ECE Professor Kaushik Chowdhury is leading an interdisciplinary COE team leveraging a $1.5 million DARPA grant to identify device-specific radio signals on a massive scale.
Every individual device in the global wireless Internet of Things—estimated to reach over 20 billion devices by 2020—communicates via radio transmitters and receivers. Even when multiple devices are transmitting the same information, each device imprints its own unique signal pattern on the transmission that makes it possible to identify individual smartphones or laptops.
“Due to manufacturing variances, each electronic device has minor hardware differences in its processing chain, which make it slightly different from every other device,” explains Kaushik Chowdhury, an associate professor in Electrical and Computer Engineering at Northeastern. “You can think of these distinct characteristics as a fingerprint. By studying the unique properties of a received radio signal, you can identify which device is sending it.”
Identifying the source of a signal has important implications for both cyber security and emergency preparedness. By impersonating the signal of an authorized device, cyber terrorists could disrupt the safe operation of an airplane or access critical national security data. In the realm of emergency preparedness, rapidly identifying nearby devices could aid in alerting emergency responders, saving crucial seconds and potentially saving human lives.
Based on these and other important implications of device fingerprinting, the US Defense Advanced Research Projects Agency (DARPA) recently awarded $1.5 million in funding to an interdisciplinary team in Northeastern’s College of Engineering (COE) working to optimize this capability. The team will apply machine-learning algorithms to make signal identification practical on a massive scale.

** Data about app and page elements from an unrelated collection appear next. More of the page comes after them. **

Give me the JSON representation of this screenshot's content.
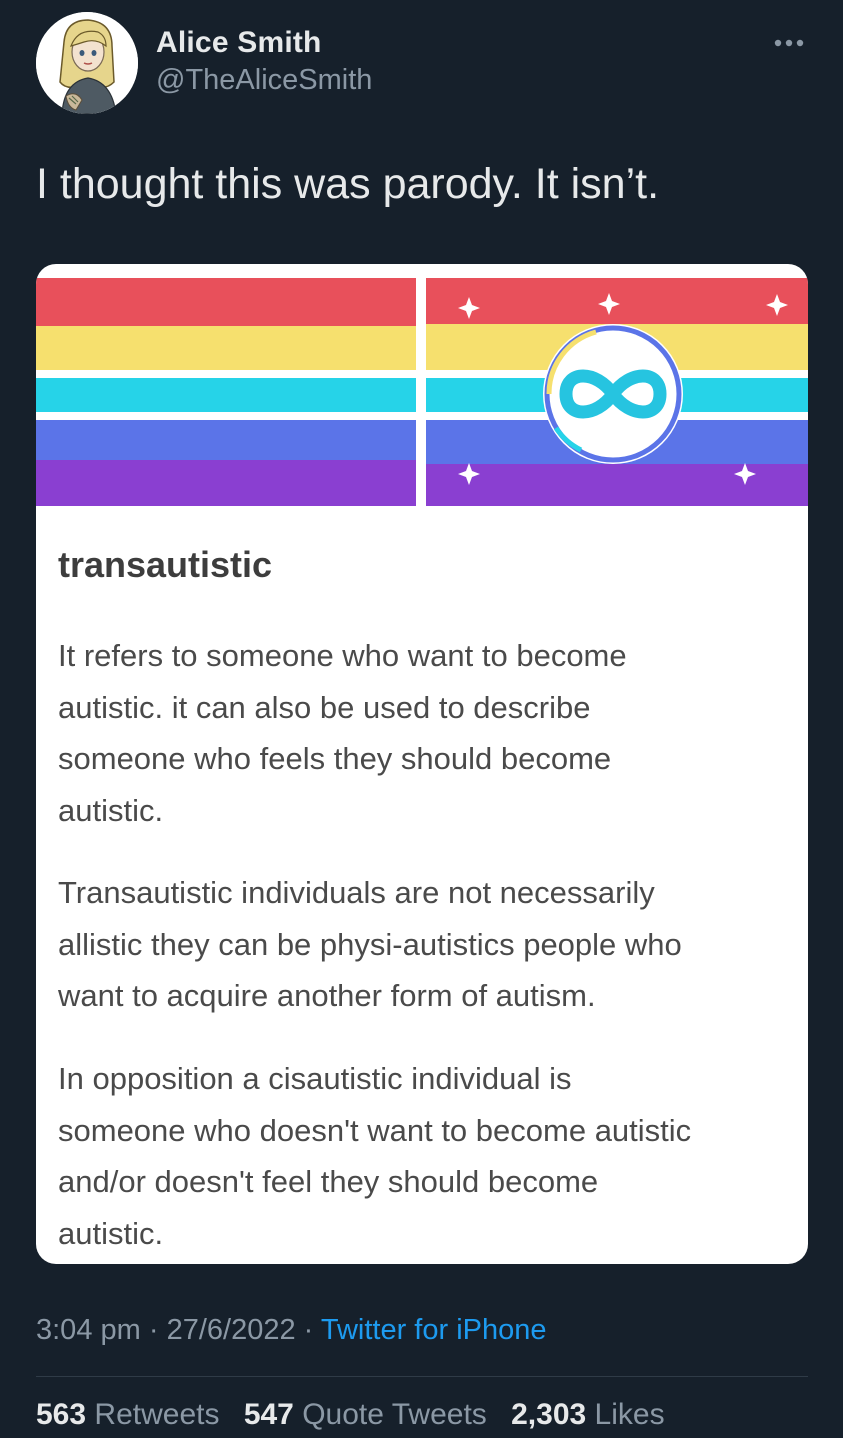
{
  "author": {
    "display_name": "Alice Smith",
    "handle": "@TheAliceSmith",
    "avatar_icon": "cartoon-woman-avatar"
  },
  "more_icon": "more-horizontal-icon",
  "tweet_text": "I thought this was parody. It isn’t.",
  "card": {
    "flags": {
      "left_stripes": [
        "#e8505b",
        "#f6e06e",
        "#26d3e8",
        "#5b74e8",
        "#8a3fd1"
      ],
      "right_stripes": [
        "#e8505b",
        "#f6e06e",
        "#26d3e8",
        "#5b74e8",
        "#8a3fd1"
      ],
      "center_symbol": "infinity-icon",
      "accent_symbol": "sparkle-icon"
    },
    "title": "transautistic",
    "paragraphs": [
      [
        "It refers to someone who want to become",
        "autistic. it can also be used to describe",
        "someone who feels they should become",
        "autistic."
      ],
      [
        "Transautistic individuals are not necessarily",
        "allistic they can be physi-autistics people who",
        "want to acquire another form of autism."
      ],
      [
        "In opposition a cisautistic individual is",
        "someone who doesn't want to become autistic",
        "and/or doesn't feel they should become",
        "autistic."
      ]
    ]
  },
  "meta": {
    "time": "3:04 pm",
    "sep1": " · ",
    "date": "27/6/2022",
    "sep2": " · ",
    "source": "Twitter for iPhone"
  },
  "stats": {
    "retweets": {
      "count": "563",
      "label": "Retweets"
    },
    "quote_tweets": {
      "count": "547",
      "label": "Quote Tweets"
    },
    "likes": {
      "count": "2,303",
      "label": "Likes"
    }
  },
  "colors": {
    "background": "#16202b",
    "text_primary": "#e7e9ea",
    "text_secondary": "#8b98a5",
    "link": "#1d9bf0"
  }
}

Chowdhury is joined on this team by fellow COE faculty members Stratis Ioannidis, Tommaso Melodia, and Jennifer Dy. All are professors in the ECE Department, but they bring a range of interdisciplinary expertise to this complex challenge. While Chowdhury and Melodia focus their research on wireless networks and communications, Ioannidis and Dy have expertise in signal processing. Their shared goal is to adapt machine-learning techniques such as deep convolutional neural networks—which are already proven for image recognition—into the domain of wireless signal pattern recognition.

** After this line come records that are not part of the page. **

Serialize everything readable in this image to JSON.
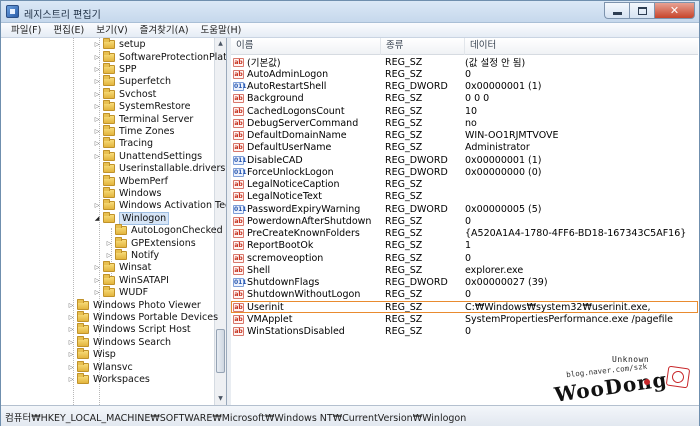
{
  "window": {
    "title": "레지스트리 편집기"
  },
  "menu": [
    "파일(F)",
    "편집(E)",
    "보기(V)",
    "즐겨찾기(A)",
    "도움말(H)"
  ],
  "tree": {
    "items": [
      {
        "label": "setup",
        "expander": "collapsed"
      },
      {
        "label": "SoftwareProtectionPlatfor",
        "expander": "collapsed"
      },
      {
        "label": "SPP",
        "expander": "collapsed"
      },
      {
        "label": "Superfetch",
        "expander": "collapsed"
      },
      {
        "label": "Svchost",
        "expander": "collapsed"
      },
      {
        "label": "SystemRestore",
        "expander": "collapsed"
      },
      {
        "label": "Terminal Server",
        "expander": "collapsed"
      },
      {
        "label": "Time Zones",
        "expander": "collapsed"
      },
      {
        "label": "Tracing",
        "expander": "collapsed"
      },
      {
        "label": "UnattendSettings",
        "expander": "collapsed"
      },
      {
        "label": "Userinstallable.drivers",
        "expander": "none"
      },
      {
        "label": "WbemPerf",
        "expander": "none"
      },
      {
        "label": "Windows",
        "expander": "none"
      },
      {
        "label": "Windows Activation Techn",
        "expander": "collapsed"
      },
      {
        "label": "Winlogon",
        "expander": "expanded"
      },
      {
        "label": "AutoLogonChecked",
        "expander": "none"
      },
      {
        "label": "GPExtensions",
        "expander": "collapsed"
      },
      {
        "label": "Notify",
        "expander": "collapsed"
      },
      {
        "label": "Winsat",
        "expander": "collapsed"
      },
      {
        "label": "WinSATAPI",
        "expander": "collapsed"
      },
      {
        "label": "WUDF",
        "expander": "collapsed"
      },
      {
        "label": "Windows Photo Viewer",
        "expander": "collapsed"
      },
      {
        "label": "Windows Portable Devices",
        "expander": "collapsed"
      },
      {
        "label": "Windows Script Host",
        "expander": "collapsed"
      },
      {
        "label": "Windows Search",
        "expander": "collapsed"
      },
      {
        "label": "Wisp",
        "expander": "collapsed"
      },
      {
        "label": "Wlansvc",
        "expander": "collapsed"
      },
      {
        "label": "Workspaces",
        "expander": "collapsed"
      }
    ]
  },
  "list": {
    "columns": [
      "이름",
      "종류",
      "데이터"
    ],
    "rows": [
      {
        "icon": "sz",
        "name": "(기본값)",
        "type": "REG_SZ",
        "data": "(값 설정 안 됨)"
      },
      {
        "icon": "sz",
        "name": "AutoAdminLogon",
        "type": "REG_SZ",
        "data": "0"
      },
      {
        "icon": "dword",
        "name": "AutoRestartShell",
        "type": "REG_DWORD",
        "data": "0x00000001 (1)"
      },
      {
        "icon": "sz",
        "name": "Background",
        "type": "REG_SZ",
        "data": "0 0 0"
      },
      {
        "icon": "sz",
        "name": "CachedLogonsCount",
        "type": "REG_SZ",
        "data": "10"
      },
      {
        "icon": "sz",
        "name": "DebugServerCommand",
        "type": "REG_SZ",
        "data": "no"
      },
      {
        "icon": "sz",
        "name": "DefaultDomainName",
        "type": "REG_SZ",
        "data": "WIN-OO1RJMTVOVE"
      },
      {
        "icon": "sz",
        "name": "DefaultUserName",
        "type": "REG_SZ",
        "data": "Administrator"
      },
      {
        "icon": "dword",
        "name": "DisableCAD",
        "type": "REG_DWORD",
        "data": "0x00000001 (1)"
      },
      {
        "icon": "dword",
        "name": "ForceUnlockLogon",
        "type": "REG_DWORD",
        "data": "0x00000000 (0)"
      },
      {
        "icon": "sz",
        "name": "LegalNoticeCaption",
        "type": "REG_SZ",
        "data": ""
      },
      {
        "icon": "sz",
        "name": "LegalNoticeText",
        "type": "REG_SZ",
        "data": ""
      },
      {
        "icon": "dword",
        "name": "PasswordExpiryWarning",
        "type": "REG_DWORD",
        "data": "0x00000005 (5)"
      },
      {
        "icon": "sz",
        "name": "PowerdownAfterShutdown",
        "type": "REG_SZ",
        "data": "0"
      },
      {
        "icon": "sz",
        "name": "PreCreateKnownFolders",
        "type": "REG_SZ",
        "data": "{A520A1A4-1780-4FF6-BD18-167343C5AF16}"
      },
      {
        "icon": "sz",
        "name": "ReportBootOk",
        "type": "REG_SZ",
        "data": "1"
      },
      {
        "icon": "sz",
        "name": "scremoveoption",
        "type": "REG_SZ",
        "data": "0"
      },
      {
        "icon": "sz",
        "name": "Shell",
        "type": "REG_SZ",
        "data": "explorer.exe"
      },
      {
        "icon": "dword",
        "name": "ShutdownFlags",
        "type": "REG_DWORD",
        "data": "0x00000027 (39)"
      },
      {
        "icon": "sz",
        "name": "ShutdownWithoutLogon",
        "type": "REG_SZ",
        "data": "0"
      },
      {
        "icon": "sz",
        "name": "Userinit",
        "type": "REG_SZ",
        "data": "C:₩Windows₩system32₩userinit.exe,",
        "highlight": true
      },
      {
        "icon": "sz",
        "name": "VMApplet",
        "type": "REG_SZ",
        "data": "SystemPropertiesPerformance.exe /pagefile"
      },
      {
        "icon": "sz",
        "name": "WinStationsDisabled",
        "type": "REG_SZ",
        "data": "0"
      }
    ]
  },
  "statusbar": {
    "path": "컴퓨터₩HKEY_LOCAL_MACHINE₩SOFTWARE₩Microsoft₩Windows NT₩CurrentVersion₩Winlogon"
  },
  "watermark": {
    "tag": "Unknown",
    "blog": "blog.naver.com/szk",
    "logo": "WooDong"
  },
  "colors": {
    "highlight_outline": "#e98b2f",
    "sz_icon": "#c5301d",
    "dword_icon": "#2757b0"
  }
}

The collaborative team will leverage the DARPA funding to develop new methodologies and machine-learning architectures that can correctly classify 10,000 devices with an accuracy rate of 99 percent. The researchers will use a 14-TeraByte database of radio transmitters and radio frequency (RF) signals collected by DARPA across different wireless channels to demonstrate the robust operation of their innovative new methods.

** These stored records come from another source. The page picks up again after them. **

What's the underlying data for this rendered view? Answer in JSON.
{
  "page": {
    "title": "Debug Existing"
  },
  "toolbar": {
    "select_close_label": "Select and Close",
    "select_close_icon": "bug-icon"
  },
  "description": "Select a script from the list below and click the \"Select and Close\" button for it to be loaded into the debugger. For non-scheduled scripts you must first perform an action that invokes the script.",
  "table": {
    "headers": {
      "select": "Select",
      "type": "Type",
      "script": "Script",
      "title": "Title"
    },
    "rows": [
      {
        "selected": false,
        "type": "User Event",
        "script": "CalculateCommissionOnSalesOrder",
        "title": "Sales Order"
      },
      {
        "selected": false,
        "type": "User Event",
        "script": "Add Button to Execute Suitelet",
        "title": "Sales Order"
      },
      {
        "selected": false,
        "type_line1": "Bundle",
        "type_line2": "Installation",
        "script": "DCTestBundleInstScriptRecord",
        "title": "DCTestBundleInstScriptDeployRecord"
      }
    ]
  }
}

According to Chowdhury, the Northeastern team represents the only all-academic effort to address this extremely complex technical problem posed by DARPA. “That’s not a coincidence,” Chowdhury notes. “The College of Engineering at Northeastern has worked hard to develop leading expertise in the Internet of Things and related topic areas, recognizing the huge importance of the IoT to society, industry, and the military. It’s gratifying to see all this expertise coming together to solve a practical problem and achieve a common goal.”
Chowdhury also notes the important role played by Northeastern’s Integrated Science and Engineering Complex (ISEC) in supporting this kind of collaborative, interdisciplinary research. “The faculty and graduate students involved in this project all reside together on two floors on the ISEC building,” he says. “That physical proximity facilities formal joint research, as well as interesting hallway conversations that can fuel real innovation.”
“By making aggressive investments in supporting interdisciplinary research, Northeastern’s College of Engineering is now uniquely poised to solve today’s most pressing and complex engineering challenges, like device fingerprinting—which has never before been attempted at such a massive scale. I’m excited to be part of what’s happening here,” concludes Chowdhury.